Dahlin KI. Working memory training and the effect on mathematical achievement in children with attention deficits and special needs. J Educ Learn. 2013;2:118-133.
Dahlin KI. Effects of working memory training on reading in children with special needs, Read Writ. 2011;24:479-491.
Roughan L, Hadwin JA. The impact of working memory training in young people with social, emotional and behavioural difficulties, Learn Indiv Differ. 2011;21:759-764.
Newcomer P, Hammil D. Examiner’s manual: test of language development primary. Austin: Pro-Ed; 1997.
Newcomer P, Hammil D. Language development test TOLD-P3 (S. Hassanzadeh & A. Minaei, Trans.). Tehran: Organization Special Education; 2002. (Original work published 1997) (in Persian)
Wechsler D. WISC-IV technical and interpretive manual. San Antonio: Psychological Corporation; 2003.
Abedi MR, Sadeghi A, Rabiei M. Standardization of the Wechsler intelligence scale for children- IV in Chahar Mahal Va Bakhtiari State, J Personal Indiv Differ. 2013;2:138-158. (in Persian).
Alloway TP, Bibile V, Lau G. Computerized working memory training: Can it lead to gains in cognitive skills in students? Comp Human Behav, 2013;29:632-638.
Cortese S, Ferrin M, Brandeis D, Buitelaar J, Daley D, Dittmann RW, et al. Cognitive training for attention-deficit/hyperactivity disorder: meta-analysis of clinical and neuropsychological outcomes from randomized controlled trials. J Am Acad Child Adol Psych. 2015;54:164-174.
Duong TT. How to improve short-term memory in interpreting.
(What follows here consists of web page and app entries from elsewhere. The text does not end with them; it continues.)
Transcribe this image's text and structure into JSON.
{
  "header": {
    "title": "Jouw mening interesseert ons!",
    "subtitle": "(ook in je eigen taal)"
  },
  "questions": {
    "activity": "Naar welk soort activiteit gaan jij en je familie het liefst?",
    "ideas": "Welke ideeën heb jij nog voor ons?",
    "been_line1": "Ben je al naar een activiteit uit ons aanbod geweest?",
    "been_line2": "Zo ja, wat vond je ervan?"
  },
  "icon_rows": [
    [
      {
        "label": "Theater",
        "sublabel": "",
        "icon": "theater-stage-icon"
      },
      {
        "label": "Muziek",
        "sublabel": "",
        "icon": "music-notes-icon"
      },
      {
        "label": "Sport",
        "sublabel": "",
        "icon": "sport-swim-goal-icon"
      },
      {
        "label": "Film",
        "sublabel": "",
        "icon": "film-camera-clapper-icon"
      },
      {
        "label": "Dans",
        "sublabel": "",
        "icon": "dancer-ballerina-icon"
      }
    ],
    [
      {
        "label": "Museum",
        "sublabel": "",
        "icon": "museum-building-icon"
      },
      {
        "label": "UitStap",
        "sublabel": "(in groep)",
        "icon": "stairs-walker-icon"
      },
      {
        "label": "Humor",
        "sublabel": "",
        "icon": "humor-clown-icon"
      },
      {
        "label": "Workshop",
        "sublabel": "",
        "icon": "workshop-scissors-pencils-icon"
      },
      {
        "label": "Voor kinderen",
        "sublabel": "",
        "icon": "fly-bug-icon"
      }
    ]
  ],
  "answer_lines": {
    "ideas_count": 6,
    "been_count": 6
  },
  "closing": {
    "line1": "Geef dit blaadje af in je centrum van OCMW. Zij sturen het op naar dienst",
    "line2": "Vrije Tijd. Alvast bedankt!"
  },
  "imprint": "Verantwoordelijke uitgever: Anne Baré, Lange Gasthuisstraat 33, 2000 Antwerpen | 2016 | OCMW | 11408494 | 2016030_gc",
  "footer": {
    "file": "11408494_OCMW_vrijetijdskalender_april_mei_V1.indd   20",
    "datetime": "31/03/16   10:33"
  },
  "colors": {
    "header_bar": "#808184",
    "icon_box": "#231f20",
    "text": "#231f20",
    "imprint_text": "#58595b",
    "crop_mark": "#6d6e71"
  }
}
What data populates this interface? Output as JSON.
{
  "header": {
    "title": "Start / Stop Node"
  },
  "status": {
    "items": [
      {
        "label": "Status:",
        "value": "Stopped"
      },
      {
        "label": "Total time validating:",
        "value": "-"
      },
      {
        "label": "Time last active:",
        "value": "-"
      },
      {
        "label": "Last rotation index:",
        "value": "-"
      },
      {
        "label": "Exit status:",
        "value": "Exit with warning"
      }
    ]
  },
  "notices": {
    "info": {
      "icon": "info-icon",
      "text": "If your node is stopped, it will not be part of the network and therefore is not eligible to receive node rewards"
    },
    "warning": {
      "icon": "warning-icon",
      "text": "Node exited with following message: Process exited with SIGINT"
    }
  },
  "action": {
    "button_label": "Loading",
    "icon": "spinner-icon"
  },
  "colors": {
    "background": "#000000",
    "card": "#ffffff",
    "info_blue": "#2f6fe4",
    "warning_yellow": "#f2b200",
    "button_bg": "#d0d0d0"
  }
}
Hanoi: Hanoi University of Foreign Studies; 2006.
Farias AC, Cordeiro ML, Felden EP, Bara TS, Benko CR, Coutinho D, et al. Attention–memory training yields behavioral and academic improvements in children diagnosed with attention-deficit hyperactivity disorder comorbid with a learning disorder. Neuropsych. Dis Treat. 2017;13:1761-1769.
Witt M. School based working memory training: Preliminary finding of improvement in children’s mathematical performance. Adv Cognit Psychol. 2011;7:7-15.
Backman A, Truedsson E. Computerized working memory training in group and the effects of noise: a randomised pilot study with 7 to 9 year old children. Sweden: Lund University; 2008.
Abbasian Nik Z. Development of memory training program and its effectiveness on short term memory of deaf children with cochlear (Thesis). Iran: University of Tehran; 2012. (in Persian)
Archibald LM, Joanisse MF. On the sensitivity and specificity of nonword repetition and sentence recall to language and memory impairments in children, J Speech Lang Hear Res 2009;52:899-914.
Conti-Ramsden G, Botting N, Faragher B. Psycholinguistic markers for specific language impairment (SLI). J. Child Psychol Psych Allied Discip. 2001;42:741-748.
Stokes SF, Wong AM, Fletcher P, Leonard LB. Nonword repetition and sentence repetition as clinical markers of specific language impairment: The case of Cantonese. J Speech Lang Hear Res. 2006;49:219-236.
Cattani A, Clibbens J, Perfect TJ. Visual memory for shapes in deaf signers and nonsigners and in hearing signers and nonsigners: atypical lateralization and enhancement. Neuropsychol. 2007;21:114-121.
- Abstract Viewed: 308 times